PROBLEM TO WORK ON:
Using the data below, return all lines in which "Bluefield" appears.

Page and application data records:

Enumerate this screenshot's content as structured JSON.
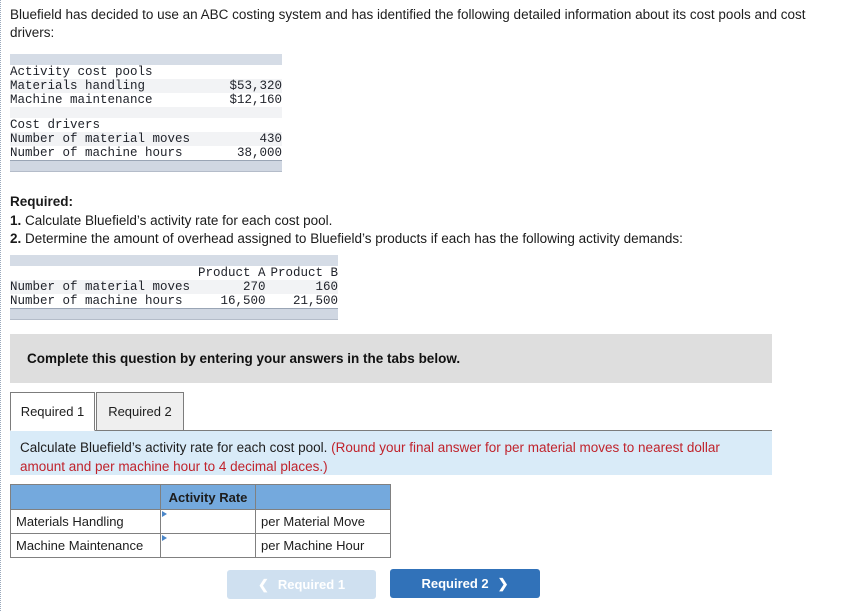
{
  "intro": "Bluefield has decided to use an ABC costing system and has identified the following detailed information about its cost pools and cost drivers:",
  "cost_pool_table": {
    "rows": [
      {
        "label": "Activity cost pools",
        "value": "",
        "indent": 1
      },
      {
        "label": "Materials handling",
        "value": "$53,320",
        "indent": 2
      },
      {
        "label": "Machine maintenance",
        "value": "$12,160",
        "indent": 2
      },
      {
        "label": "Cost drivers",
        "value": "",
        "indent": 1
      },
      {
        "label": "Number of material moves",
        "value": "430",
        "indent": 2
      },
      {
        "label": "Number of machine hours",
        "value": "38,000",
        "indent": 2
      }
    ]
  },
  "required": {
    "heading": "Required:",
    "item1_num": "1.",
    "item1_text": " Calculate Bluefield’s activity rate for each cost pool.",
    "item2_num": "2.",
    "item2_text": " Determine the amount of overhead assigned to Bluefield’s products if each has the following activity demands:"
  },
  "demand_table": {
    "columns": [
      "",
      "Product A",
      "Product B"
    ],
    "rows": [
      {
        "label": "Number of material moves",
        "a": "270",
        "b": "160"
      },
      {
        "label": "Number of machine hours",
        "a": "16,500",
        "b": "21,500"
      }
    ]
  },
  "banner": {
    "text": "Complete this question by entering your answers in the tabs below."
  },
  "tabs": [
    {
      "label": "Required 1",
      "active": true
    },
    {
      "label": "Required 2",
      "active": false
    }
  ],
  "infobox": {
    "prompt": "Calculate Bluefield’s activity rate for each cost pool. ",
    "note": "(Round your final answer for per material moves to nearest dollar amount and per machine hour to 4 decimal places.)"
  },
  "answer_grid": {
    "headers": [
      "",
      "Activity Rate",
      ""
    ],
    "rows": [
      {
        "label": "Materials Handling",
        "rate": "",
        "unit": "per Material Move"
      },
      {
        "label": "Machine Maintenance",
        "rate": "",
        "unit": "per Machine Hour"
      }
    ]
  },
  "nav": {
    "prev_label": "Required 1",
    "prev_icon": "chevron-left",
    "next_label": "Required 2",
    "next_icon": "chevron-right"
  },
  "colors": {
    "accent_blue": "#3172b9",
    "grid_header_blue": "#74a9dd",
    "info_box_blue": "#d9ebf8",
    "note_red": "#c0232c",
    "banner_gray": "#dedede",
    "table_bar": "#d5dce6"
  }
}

OUTPUT FOR THIS TASK:
  "intro": "Bluefield has decided to use an ABC costing system and has identified the following detailed information about its cost pools and cost drivers:",
    "item1_text": " Calculate Bluefield’s activity rate for each cost pool.",
    "item2_text": " Determine the amount of overhead assigned to Bluefield’s products if each has the following activity demands:"
    "prompt": "Calculate Bluefield’s activity rate for each cost pool. ",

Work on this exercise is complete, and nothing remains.